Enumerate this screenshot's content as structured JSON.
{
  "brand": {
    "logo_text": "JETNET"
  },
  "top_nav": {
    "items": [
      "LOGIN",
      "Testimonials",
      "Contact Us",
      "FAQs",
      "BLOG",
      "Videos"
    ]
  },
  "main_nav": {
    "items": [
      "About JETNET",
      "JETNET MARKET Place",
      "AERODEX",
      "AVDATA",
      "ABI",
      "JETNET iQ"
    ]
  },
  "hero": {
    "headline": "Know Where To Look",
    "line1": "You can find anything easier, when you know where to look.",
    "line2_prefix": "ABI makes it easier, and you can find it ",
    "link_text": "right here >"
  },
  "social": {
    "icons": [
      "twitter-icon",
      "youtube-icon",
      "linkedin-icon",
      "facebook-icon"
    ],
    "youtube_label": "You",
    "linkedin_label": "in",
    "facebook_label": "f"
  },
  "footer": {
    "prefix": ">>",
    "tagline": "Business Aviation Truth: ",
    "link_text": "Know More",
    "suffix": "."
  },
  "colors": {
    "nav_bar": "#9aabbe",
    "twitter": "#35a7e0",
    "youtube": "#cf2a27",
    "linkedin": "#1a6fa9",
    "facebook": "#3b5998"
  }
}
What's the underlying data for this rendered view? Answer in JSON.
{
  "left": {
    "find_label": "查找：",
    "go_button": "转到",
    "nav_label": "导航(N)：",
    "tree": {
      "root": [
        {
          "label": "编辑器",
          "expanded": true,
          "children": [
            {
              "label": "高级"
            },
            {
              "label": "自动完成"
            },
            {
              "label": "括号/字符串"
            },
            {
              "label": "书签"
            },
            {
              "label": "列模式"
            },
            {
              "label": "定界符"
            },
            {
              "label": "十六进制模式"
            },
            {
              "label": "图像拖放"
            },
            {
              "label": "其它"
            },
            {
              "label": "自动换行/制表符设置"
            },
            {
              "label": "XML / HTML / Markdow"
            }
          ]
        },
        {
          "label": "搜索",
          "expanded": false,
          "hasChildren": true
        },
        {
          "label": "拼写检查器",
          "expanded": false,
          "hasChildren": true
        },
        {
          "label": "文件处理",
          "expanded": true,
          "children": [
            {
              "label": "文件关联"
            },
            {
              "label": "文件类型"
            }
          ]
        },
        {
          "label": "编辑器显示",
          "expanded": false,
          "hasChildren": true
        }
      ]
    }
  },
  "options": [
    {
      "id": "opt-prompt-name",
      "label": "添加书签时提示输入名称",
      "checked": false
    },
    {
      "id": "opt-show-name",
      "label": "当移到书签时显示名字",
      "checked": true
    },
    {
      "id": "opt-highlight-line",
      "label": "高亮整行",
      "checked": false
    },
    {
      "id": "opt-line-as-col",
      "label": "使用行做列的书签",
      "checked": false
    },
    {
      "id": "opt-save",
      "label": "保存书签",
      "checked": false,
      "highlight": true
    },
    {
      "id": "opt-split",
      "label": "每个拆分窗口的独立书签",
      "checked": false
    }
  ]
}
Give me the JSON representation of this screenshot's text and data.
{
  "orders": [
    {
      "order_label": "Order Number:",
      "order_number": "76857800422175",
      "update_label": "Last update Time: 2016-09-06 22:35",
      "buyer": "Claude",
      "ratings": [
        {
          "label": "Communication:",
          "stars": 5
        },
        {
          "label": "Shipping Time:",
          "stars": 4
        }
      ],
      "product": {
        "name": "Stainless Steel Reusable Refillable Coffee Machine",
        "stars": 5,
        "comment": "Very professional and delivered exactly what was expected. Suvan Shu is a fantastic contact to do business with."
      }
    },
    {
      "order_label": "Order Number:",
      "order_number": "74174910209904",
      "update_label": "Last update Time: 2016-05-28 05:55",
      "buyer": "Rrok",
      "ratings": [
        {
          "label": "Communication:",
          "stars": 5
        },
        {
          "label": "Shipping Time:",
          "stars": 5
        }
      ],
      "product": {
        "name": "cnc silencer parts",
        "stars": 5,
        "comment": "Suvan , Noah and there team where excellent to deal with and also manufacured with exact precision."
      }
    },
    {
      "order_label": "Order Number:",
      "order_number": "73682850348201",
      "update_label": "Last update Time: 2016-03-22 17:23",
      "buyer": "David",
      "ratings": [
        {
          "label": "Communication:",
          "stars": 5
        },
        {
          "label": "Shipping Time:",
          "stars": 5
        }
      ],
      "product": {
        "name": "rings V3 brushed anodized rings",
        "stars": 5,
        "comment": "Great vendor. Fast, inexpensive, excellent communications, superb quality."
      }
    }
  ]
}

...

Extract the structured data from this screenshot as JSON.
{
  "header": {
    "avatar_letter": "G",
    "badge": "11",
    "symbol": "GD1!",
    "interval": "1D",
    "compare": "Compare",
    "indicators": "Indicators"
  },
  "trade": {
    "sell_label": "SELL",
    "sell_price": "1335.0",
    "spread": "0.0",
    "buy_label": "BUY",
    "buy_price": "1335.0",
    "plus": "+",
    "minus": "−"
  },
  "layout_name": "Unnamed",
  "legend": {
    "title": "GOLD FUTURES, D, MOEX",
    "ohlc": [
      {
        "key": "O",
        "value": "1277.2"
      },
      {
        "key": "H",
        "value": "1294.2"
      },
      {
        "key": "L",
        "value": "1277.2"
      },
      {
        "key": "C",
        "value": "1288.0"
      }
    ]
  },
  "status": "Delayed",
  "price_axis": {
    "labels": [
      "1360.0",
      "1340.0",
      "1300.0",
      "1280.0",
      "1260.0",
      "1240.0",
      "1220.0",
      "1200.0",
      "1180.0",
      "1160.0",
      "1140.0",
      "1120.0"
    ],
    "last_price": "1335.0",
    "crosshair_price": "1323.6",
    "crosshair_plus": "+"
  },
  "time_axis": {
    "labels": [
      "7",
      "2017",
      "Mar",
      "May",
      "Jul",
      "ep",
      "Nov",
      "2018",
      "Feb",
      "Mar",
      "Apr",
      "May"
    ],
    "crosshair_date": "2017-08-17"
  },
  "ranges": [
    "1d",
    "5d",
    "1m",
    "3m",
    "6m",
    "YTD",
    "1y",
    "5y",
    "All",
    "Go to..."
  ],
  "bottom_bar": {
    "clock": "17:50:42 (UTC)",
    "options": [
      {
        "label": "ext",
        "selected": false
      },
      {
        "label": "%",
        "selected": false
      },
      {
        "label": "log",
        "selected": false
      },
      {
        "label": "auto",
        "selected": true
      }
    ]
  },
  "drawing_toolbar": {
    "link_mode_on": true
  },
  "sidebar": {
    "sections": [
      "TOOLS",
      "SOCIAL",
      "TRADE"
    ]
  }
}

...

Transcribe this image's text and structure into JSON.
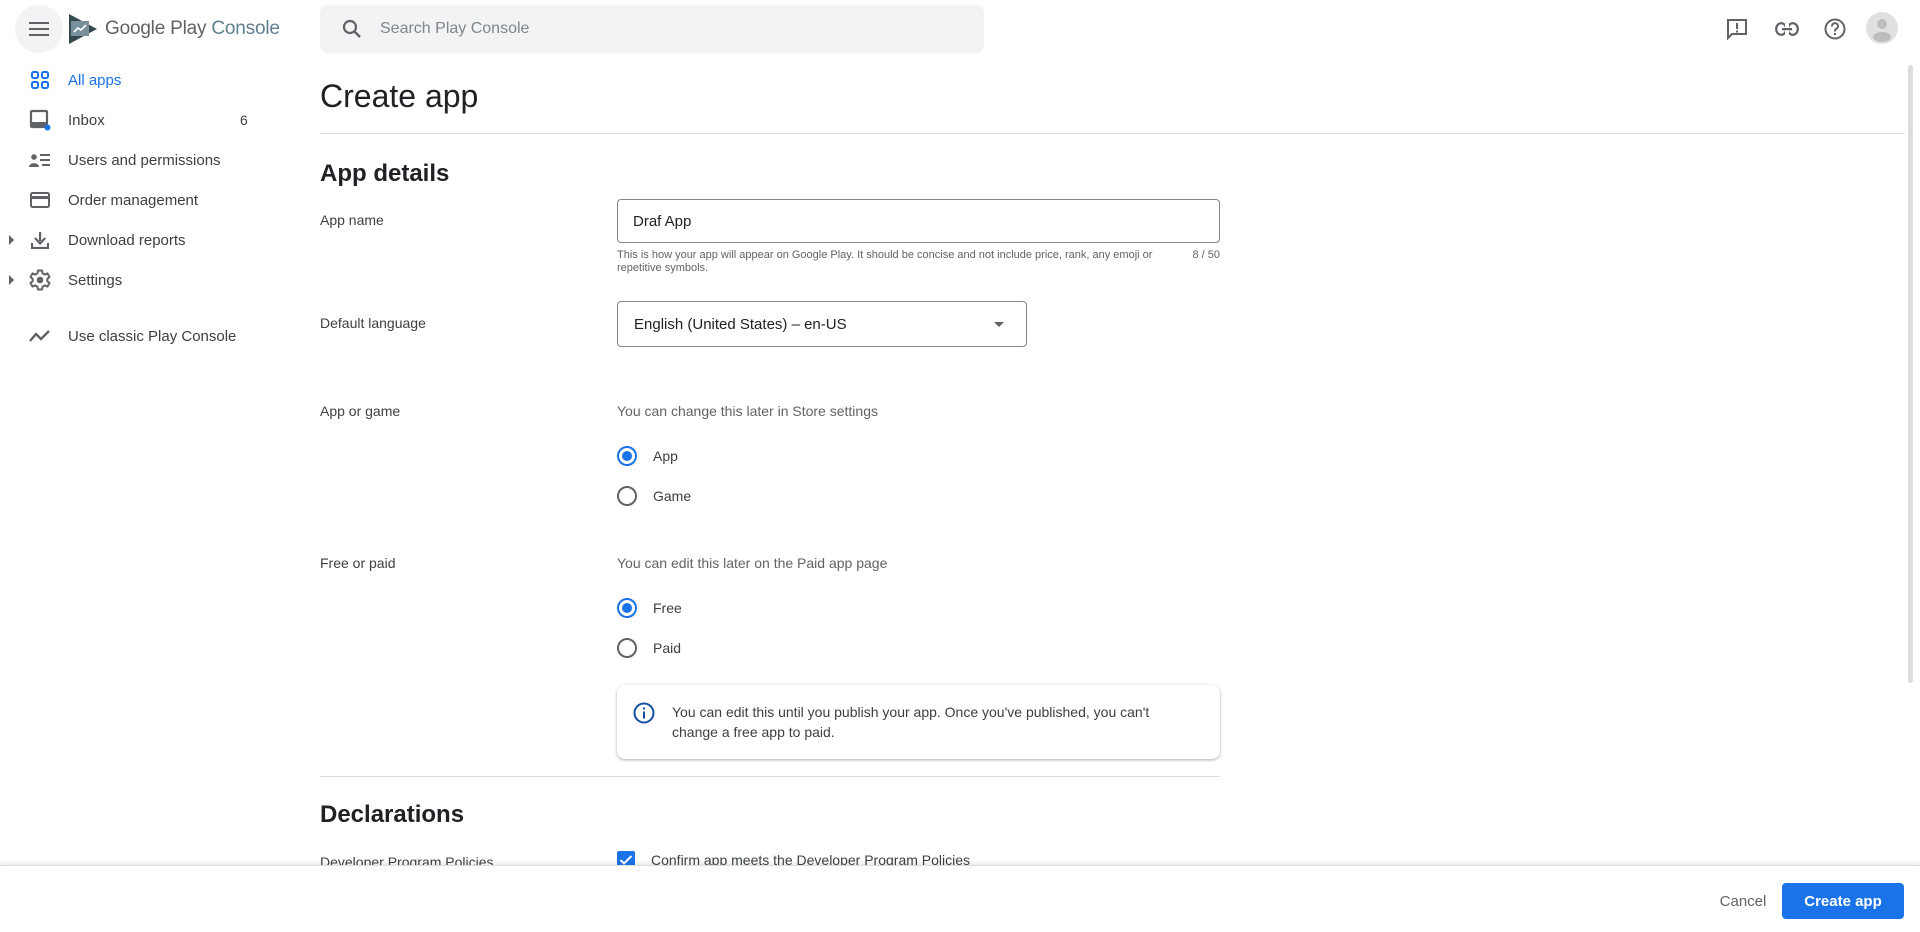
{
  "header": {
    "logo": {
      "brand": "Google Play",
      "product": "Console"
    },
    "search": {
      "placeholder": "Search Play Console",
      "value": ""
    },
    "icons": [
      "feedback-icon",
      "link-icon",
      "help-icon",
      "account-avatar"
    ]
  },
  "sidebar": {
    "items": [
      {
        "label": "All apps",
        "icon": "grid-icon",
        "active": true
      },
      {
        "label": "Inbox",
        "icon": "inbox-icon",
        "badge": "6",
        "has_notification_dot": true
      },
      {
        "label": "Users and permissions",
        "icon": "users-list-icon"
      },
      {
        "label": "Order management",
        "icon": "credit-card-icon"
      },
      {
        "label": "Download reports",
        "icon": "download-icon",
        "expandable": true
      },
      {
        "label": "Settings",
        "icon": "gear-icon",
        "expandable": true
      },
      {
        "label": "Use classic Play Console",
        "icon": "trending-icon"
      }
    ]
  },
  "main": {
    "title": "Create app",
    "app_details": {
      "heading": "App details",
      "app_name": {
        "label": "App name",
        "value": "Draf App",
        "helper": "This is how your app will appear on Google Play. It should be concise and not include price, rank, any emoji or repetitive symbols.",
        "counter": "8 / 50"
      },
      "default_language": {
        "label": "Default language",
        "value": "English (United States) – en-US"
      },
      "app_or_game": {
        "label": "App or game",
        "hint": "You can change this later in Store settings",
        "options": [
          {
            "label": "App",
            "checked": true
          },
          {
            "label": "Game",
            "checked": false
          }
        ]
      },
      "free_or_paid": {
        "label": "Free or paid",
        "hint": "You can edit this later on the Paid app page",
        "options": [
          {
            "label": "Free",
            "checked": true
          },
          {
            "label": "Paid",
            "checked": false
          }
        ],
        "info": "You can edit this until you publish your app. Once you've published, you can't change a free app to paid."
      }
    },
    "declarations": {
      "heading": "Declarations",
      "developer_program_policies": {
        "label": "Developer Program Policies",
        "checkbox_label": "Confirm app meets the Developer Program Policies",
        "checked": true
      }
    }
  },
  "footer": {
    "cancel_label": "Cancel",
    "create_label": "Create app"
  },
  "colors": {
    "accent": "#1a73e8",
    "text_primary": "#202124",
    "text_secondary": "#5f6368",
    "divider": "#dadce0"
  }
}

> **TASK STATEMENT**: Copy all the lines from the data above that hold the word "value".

> **EXPECTED OUTPUT**:
        "value": "1277.2"
        "value": "1294.2"
        "value": "1277.2"
        "value": "1288.0"
      "value": ""
        "value": "Draf App",
        "value": "English (United States) – en-US"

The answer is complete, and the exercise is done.